All we could do once we arrived at the Oppenheimer house was peek through the windows. I was surprised to see pristine furniture in the living room that looked like it was part of a movie set. That's because it was.

The History Museum is planning to keep the house furnished with movie props rather than stock it with Oppenheimer's original couches and tables, a decision that should delight film fans and irk history buffs once it's open to the public.

You can go inside the neighboring house of Hans Bethe, who headed up the Manhattan Project's Theoretical Division. It hosts a history lesson on the Cold War, just one of the many attractions that force you to contemplate whether what these geniuses made here was a blessing or a curse.

The Los Alamos National Laboratory’s Chemistry and Metallurgy Research facility and the lab’s largest building.
The Los Alamos National Laboratory’s Chemistry and Metallurgy Research facility and the lab’s largest building.

Jane Bernard, The Albuquerque Journal via AP, File

In and around Los Alamos

There are many ways to get to Los Alamos. I caught a flight to Albuquerque, arriving just in time to enjoy a late dinner at Frontier Restaurant, a hangout for college students and diners who think food tastes better under portraits of John Wayne.

Take your time making the 90-minute drive north to Los Alamos. I stopped at the Walatowa Visitor Center at Jemez Pueblo the next morning for hot coffee and a history lesson on some of the Native Americans who developed this area.

For those seeking a more relaxing pit stop, meander around Jemez Springs, a village crammed with inns, spas and art galleries. Drivers skittish about the winding road ahead — it's a roller-coaster ride that may make your stomach your churn — may want to book a massage.

Or you can steady your nerves after you arrive in Los Alamos with lunch at Blue Window Bistro. The spacious restaurant serves a tart strawberry lemonade and a New Mexico dip sandwich so tender that the au jus seemed redundant.

Before making the 90-minute drive on to Taos, the tourist town where folk art is treated like Michelangelo, I paused at Ashley Pond, across the street from the Oppenheimer sites.

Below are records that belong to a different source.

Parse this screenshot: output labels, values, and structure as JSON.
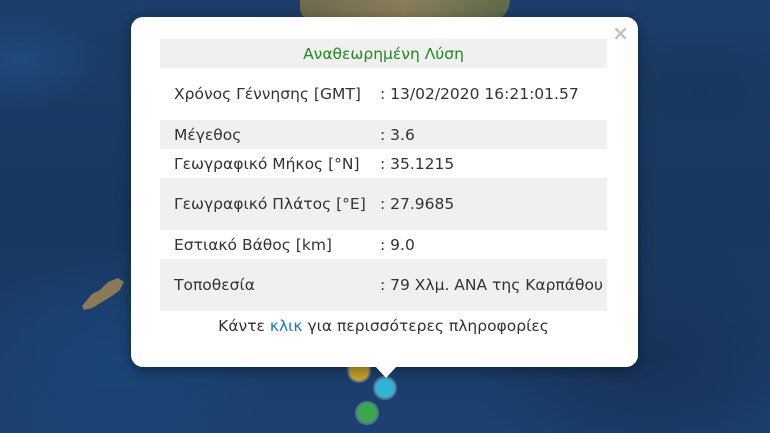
{
  "popup": {
    "title": "Αναθεωρημένη Λύση",
    "rows": [
      {
        "label": "Χρόνος Γέννησης [GMT]",
        "value": ": 13/02/2020 16:21:01.57"
      },
      {
        "label": "Μέγεθος",
        "value": ": 3.6"
      },
      {
        "label": "Γεωγραφικό Μήκος [°N]",
        "value": ": 35.1215"
      },
      {
        "label": "Γεωγραφικό Πλάτος [°E]",
        "value": ": 27.9685"
      },
      {
        "label": "Εστιακό Βάθος [km]",
        "value": ": 9.0"
      },
      {
        "label": "Τοποθεσία",
        "value": ": 79 Χλμ. ΑΝΑ της Καρπάθου"
      }
    ],
    "footer": {
      "prefix": "Κάντε ",
      "link": "κλικ",
      "suffix": " για περισσότερες πληροφορίες"
    },
    "close_symbol": "×"
  },
  "markers": [
    {
      "color": "#c9a227"
    },
    {
      "color": "#2fb4d6"
    },
    {
      "color": "#3aa84a"
    }
  ]
}
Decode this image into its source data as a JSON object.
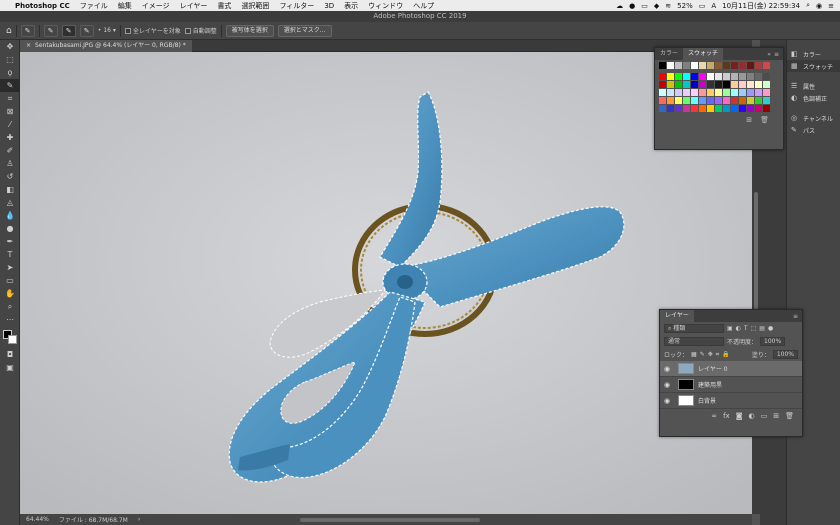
{
  "menubar": {
    "apple": "",
    "app": "Photoshop CC",
    "items": [
      "ファイル",
      "編集",
      "イメージ",
      "レイヤー",
      "書式",
      "選択範囲",
      "フィルター",
      "3D",
      "表示",
      "ウィンドウ",
      "ヘルプ"
    ],
    "battery": "52%",
    "datetime": "10月11日(金)  22:59:34"
  },
  "window": {
    "title": "Adobe Photoshop CC 2019"
  },
  "options": {
    "size_value": "16",
    "sample_all_layers": "全レイヤーを対象",
    "auto_enhance": "自動調整",
    "select_subject": "被写体を選択",
    "select_mask": "選択とマスク..."
  },
  "document": {
    "tab_close": "×",
    "tab_title": "Sentakubasami.JPG @ 64.4% (レイヤー 0, RGB/8) *"
  },
  "status": {
    "zoom": "64.44%",
    "file_info": "ファイル : 68.7M/68.7M",
    "arrow": "›"
  },
  "right_dock": {
    "items": [
      {
        "icon": "color-icon",
        "label": "カラー"
      },
      {
        "icon": "swatches-icon",
        "label": "スウォッチ"
      },
      {
        "icon": "properties-icon",
        "label": "属性"
      },
      {
        "icon": "adjustments-icon",
        "label": "色調補正"
      },
      {
        "icon": "channels-icon",
        "label": "チャンネル"
      },
      {
        "icon": "paths-icon",
        "label": "パス"
      }
    ]
  },
  "swatches_panel": {
    "tab_color": "カラー",
    "tab_swatches": "スウォッチ"
  },
  "swatch_colors": {
    "row1": [
      "#000000",
      "#ffffff",
      "#c0c0c0",
      "#808080",
      "#ffffff",
      "#e8d7b0",
      "#c8a96a",
      "#8b5a2b",
      "#5a3a1a",
      "#7a1e1e",
      "#9b2a2a",
      "#6b1414",
      "#b03a3a",
      "#d04848"
    ],
    "grid": [
      "#ff0000",
      "#ffff00",
      "#00ff00",
      "#00ffff",
      "#0000ff",
      "#ff00ff",
      "#ffffff",
      "#e6e6e6",
      "#cccccc",
      "#b3b3b3",
      "#999999",
      "#808080",
      "#666666",
      "#4d4d4d",
      "#c80000",
      "#c8c800",
      "#00c800",
      "#00c8c8",
      "#0000c8",
      "#c800c8",
      "#333333",
      "#1a1a1a",
      "#000000",
      "#ffcc99",
      "#ffcccc",
      "#ffe6cc",
      "#ffffcc",
      "#ccffcc",
      "#ccffff",
      "#cce6ff",
      "#ccccff",
      "#e6ccff",
      "#ffccff",
      "#ff9999",
      "#ffcc66",
      "#ffff99",
      "#99ff99",
      "#99ffff",
      "#99ccff",
      "#9999ff",
      "#cc99ff",
      "#ff99cc",
      "#ff6666",
      "#ff9933",
      "#ffff66",
      "#66ff66",
      "#66ffff",
      "#6699ff",
      "#6666ff",
      "#9966ff",
      "#ff66cc",
      "#cc3333",
      "#cc6600",
      "#cccc33",
      "#33cc33",
      "#33cccc",
      "#3366cc",
      "#3333cc",
      "#6633cc",
      "#cc3399",
      "#ff3333",
      "#ff6600",
      "#ffcc00",
      "#00cc66",
      "#0099cc",
      "#0066ff",
      "#3300ff",
      "#9900cc",
      "#cc0066",
      "#990000"
    ]
  },
  "layers_panel": {
    "tab": "レイヤー",
    "filter": "種類",
    "blend_mode": "通常",
    "opacity_label": "不透明度：",
    "opacity_value": "100%",
    "lock_label": "ロック：",
    "fill_label": "塗り：",
    "fill_value": "100%",
    "layers": [
      {
        "name": "レイヤー 0",
        "selected": true
      },
      {
        "name": "建築用黒",
        "selected": false
      },
      {
        "name": "白背景",
        "selected": false
      }
    ],
    "footer_icons": [
      "link-icon",
      "fx-icon",
      "mask-icon",
      "adjustment-icon",
      "folder-icon",
      "new-layer-icon",
      "trash-icon"
    ],
    "footer_glyphs": [
      "∞",
      "fx",
      "◙",
      "◐",
      "▭",
      "⊞",
      "🗑"
    ]
  }
}
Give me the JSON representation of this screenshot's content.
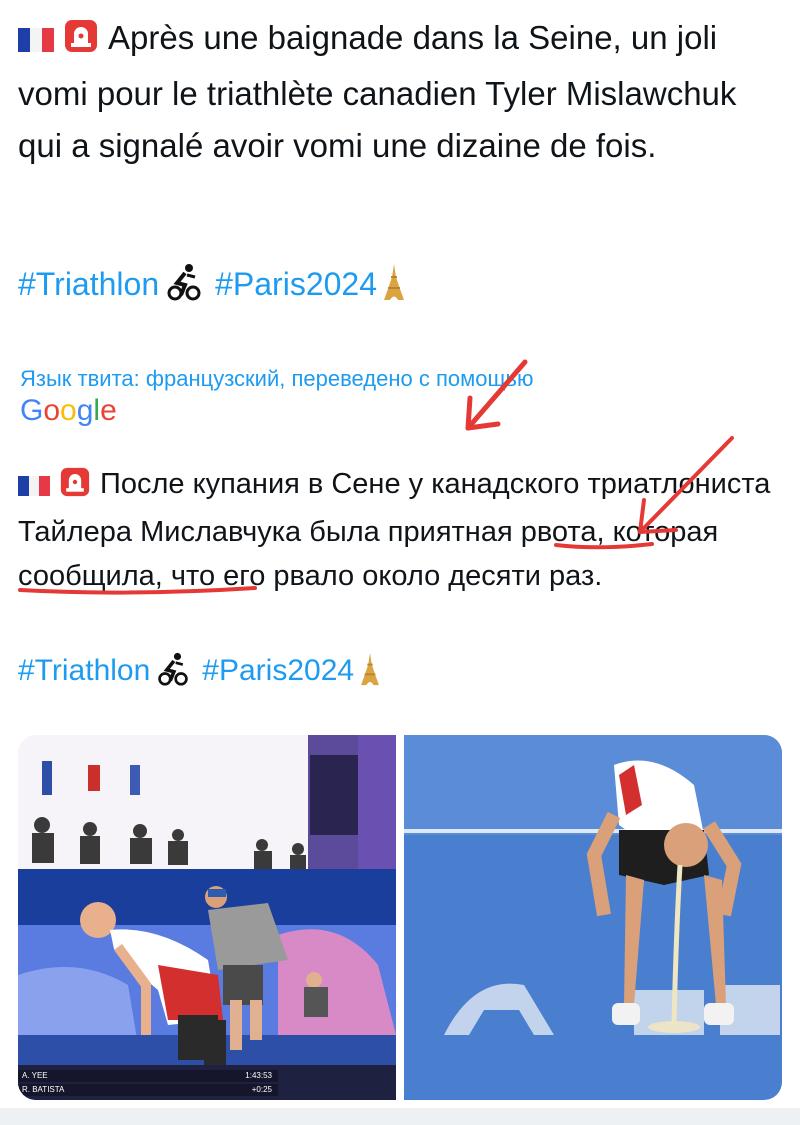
{
  "original": {
    "text": "Après une baignade dans la Seine, un joli vomi pour le triathlète canadien Tyler Mislawchuk qui a signalé avoir vomi une dizaine de fois.",
    "hashtags": [
      "#Triathlon",
      "#Paris2024"
    ]
  },
  "translation_notice": {
    "text": "Язык твита: французский, переведено с помощью",
    "provider": "Google"
  },
  "translated": {
    "text_part1": "После купания в Сене у канадского триатлониста Тайлера Миславчука ",
    "text_underlined": "была приятная рвота",
    "text_part2": ", которая сообщила, что его рвало около десяти раз.",
    "hashtags": [
      "#Triathlon",
      "#Paris2024"
    ]
  },
  "media": {
    "left": {
      "scoreboard": [
        {
          "name": "A. YEE",
          "time": "1:43:53"
        },
        {
          "name": "R. BATISTA",
          "time": "+0:25"
        }
      ]
    }
  },
  "colors": {
    "hashtag": "#1d9bf0",
    "annotation_red": "#e53935",
    "text": "#0f1419"
  }
}
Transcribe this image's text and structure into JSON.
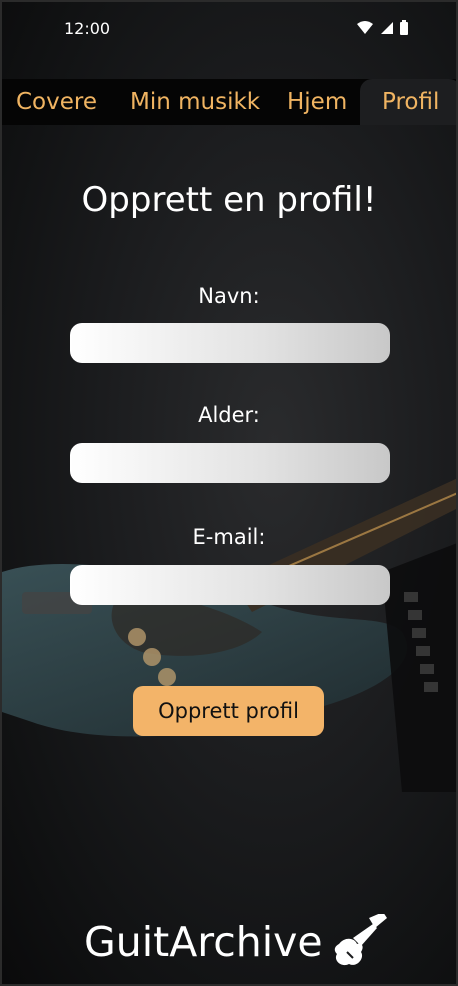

It's a picturesque park that wouldn't be out of place in a Frank Capra movie. It doesn't play a significant role in history, but it's a pleasant place in Los Alamos to clear your just-blown mind.